If your children prefer to be in shorts and t-shirts and they play in tick-prone areas, then it’s important that they wear insect repellent. To keep ticks away, the repellent should have a 20 percent or higher concentration of DEET. Some parents worry about the safety of DEET. If you follow the directions, though, DEET is safe for children ages 6 months and older.
You can also use an insect repellent called permethrin on your children’s clothing. This repellent does not just repel ticks, it kills them. You can spray it on clothing in advance, so that it has time to dry before your children wear it, or you can buy clothing that already has permethrin embedded in the fabric.
If you notice a tick on your child’s skin, take it off as soon as possible. The best way to do that is to use a tweezers. Pinch down by the head where it’s attached to the skin. Don’t squeeze, crush or twist it. Instead, pull the tick out carefully using consistent pressure.
If the tick is very swollen, that means it has been feeding for quite some time. A tick must be attached for 36 hours or more before it can transmit the bacteria that cause Lyme disease. If you find a swollen tick on your child, and you live in an area where Lyme disease is prevalent, remove the tick and bring it with your child to a doctor. The doctor may decide to give your child an antibiotic to prevent Lyme disease.
Symptoms of early-stage Lyme disease include a flu-like illness that usually involves aches and pain. Some people develop a fever, but others do not. The symptom to watch for, though, is a bull’s-eye mark at the spot where the tick attached. It occurs in up to 80 percent of people with Lyme disease. It’s normal for a small bump to develop after a tick bite. If over several days, however, the redness expands to form a rash in a bull’s-eye pattern, with a red outer ring surrounding a clear area, then you need to see a doctor. Be sure to mention that your child has recently been outdoors around ticks.
Treatment for Lyme disease usually involves a short course of antibiotics.

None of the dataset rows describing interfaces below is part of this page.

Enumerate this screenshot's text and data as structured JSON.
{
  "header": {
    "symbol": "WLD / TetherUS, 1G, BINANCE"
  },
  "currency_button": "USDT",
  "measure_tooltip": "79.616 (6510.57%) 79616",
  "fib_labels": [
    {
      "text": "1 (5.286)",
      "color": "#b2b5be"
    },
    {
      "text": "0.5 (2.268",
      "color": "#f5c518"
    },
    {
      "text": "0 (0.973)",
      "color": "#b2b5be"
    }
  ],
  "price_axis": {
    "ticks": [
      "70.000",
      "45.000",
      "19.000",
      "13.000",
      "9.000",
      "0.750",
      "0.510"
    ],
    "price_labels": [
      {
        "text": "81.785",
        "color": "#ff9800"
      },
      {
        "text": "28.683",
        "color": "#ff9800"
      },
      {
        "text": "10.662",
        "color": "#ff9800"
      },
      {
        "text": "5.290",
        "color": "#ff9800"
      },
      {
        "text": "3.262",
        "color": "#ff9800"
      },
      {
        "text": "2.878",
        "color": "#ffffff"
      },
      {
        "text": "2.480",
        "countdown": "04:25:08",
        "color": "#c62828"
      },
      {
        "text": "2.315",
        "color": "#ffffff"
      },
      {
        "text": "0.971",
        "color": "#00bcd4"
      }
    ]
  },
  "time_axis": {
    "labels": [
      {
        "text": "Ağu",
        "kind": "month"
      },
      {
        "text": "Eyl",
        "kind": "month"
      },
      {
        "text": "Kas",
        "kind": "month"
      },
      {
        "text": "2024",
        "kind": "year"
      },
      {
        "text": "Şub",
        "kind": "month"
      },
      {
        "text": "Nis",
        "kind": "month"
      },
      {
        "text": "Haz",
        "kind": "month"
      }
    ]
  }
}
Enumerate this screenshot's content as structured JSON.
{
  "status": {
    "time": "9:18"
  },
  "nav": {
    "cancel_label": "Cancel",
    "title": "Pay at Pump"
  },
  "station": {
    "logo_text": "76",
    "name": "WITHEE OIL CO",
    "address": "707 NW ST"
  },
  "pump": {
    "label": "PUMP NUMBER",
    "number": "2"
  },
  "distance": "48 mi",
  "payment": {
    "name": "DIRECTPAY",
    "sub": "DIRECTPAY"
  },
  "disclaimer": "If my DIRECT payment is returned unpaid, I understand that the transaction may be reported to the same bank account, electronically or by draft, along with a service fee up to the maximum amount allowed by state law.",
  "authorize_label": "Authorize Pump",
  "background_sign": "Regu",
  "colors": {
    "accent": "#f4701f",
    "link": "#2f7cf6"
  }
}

If treated in its early stages, Lyme disease can often be effectively eliminated without any long-term problems. — Bobbi Pritt, M.D., Laboratory Medicine & Pathology, Mayo Clinic, Rochester, Minn.